The first phase of the new Delaware Avenue extension
officially opened in December, and it isn’t the only change coming to Bridesburg. The sole Philadelphia neighborhood that lies east of I-95, the community has long been divided from the Delaware River by the historic industrial center there. Now a proposed 10-acre riverfront park could change all that.
Over the last several months, the Delaware River City Corporation
(DRCC) and Philadelphia Parks & Recreation
have been engaging residents in a planning process (aided by dollars from the William Penn Foundation
). Those meetings culminated in the presentation of a final concept and master plan on December 16 at American Legion Post 821.
According to land owner Parks & Rec and DRCC, the proposed space for the park is a "blighted and unused tract of former industrial land" at the end of Orthodox Street.
Stephanie K. Craighead, director of planning, preservation and property management for Parks & Rec, argues that the site has been underutilized for years.

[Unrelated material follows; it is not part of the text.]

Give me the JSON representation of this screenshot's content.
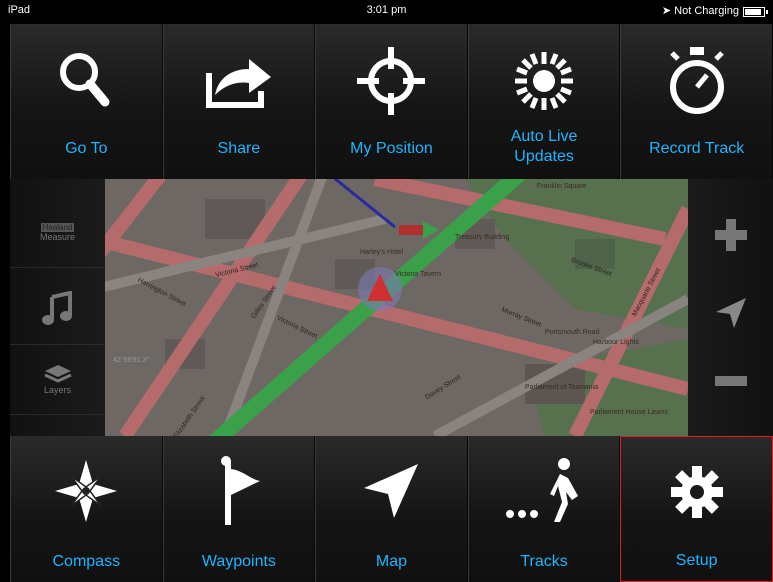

"There are some limitations to how close to the river you could get, because of how the site was used prior to our acquiring it," she says. In particular, a lot of concrete has been dumped at the river’s edge there, which rendered it unstable for major development.
Tom Branigan, executive director of DRCC, has become very familiar with Bridesburg residents and businesses over the last five years. Throughout many community and civic meetings, "they were always frustrated that things were happening all around them, but nothing was happening in Bridesburg," he recalls.
The momentum behind the park project really began when Taucony-headquartered Dietz & Watson
lost a New Jersey distribution center to fire a few years ago. The City of Philadelphia and the State of Pennsylvania worked to incentivize the company to locate its new distribution center near its headquarters across the Delaware in Philadelphia.
During that process, PIDC
purchased a piece of the former Frankford Arsenal
property adjacent to the Dietz & Watson headquarters. Known as the Frankford Arsenal Boat Launch, it had been scheduled for development as a shopping center, and was made available to the company to buy for its new distribution center. But that particular spot had been targeted by federal dollars for use as a recreational area, not a commercial one.
PIDC had an answer: Let Dietz & Watson develop the former Frankford Arsenal land, and transform a comparable piece of nearby riverfront into a recreation space. PIDC owned the land at the end of Bridesburg’s Orthodox Street, and transferred it to the City of Philadelphia for development as a new recreation site.
And so the groundwork for Bridesburg’s new park was ready. Next, we’ll take a look at what DRCC and Parks & Rec are planning for the space.
Writer: Alaina Mabaso
Sources: Stephanie K. Craighead, Philadelphia Parks & Recreation; and Tom Branigan, Delaware River City Corporation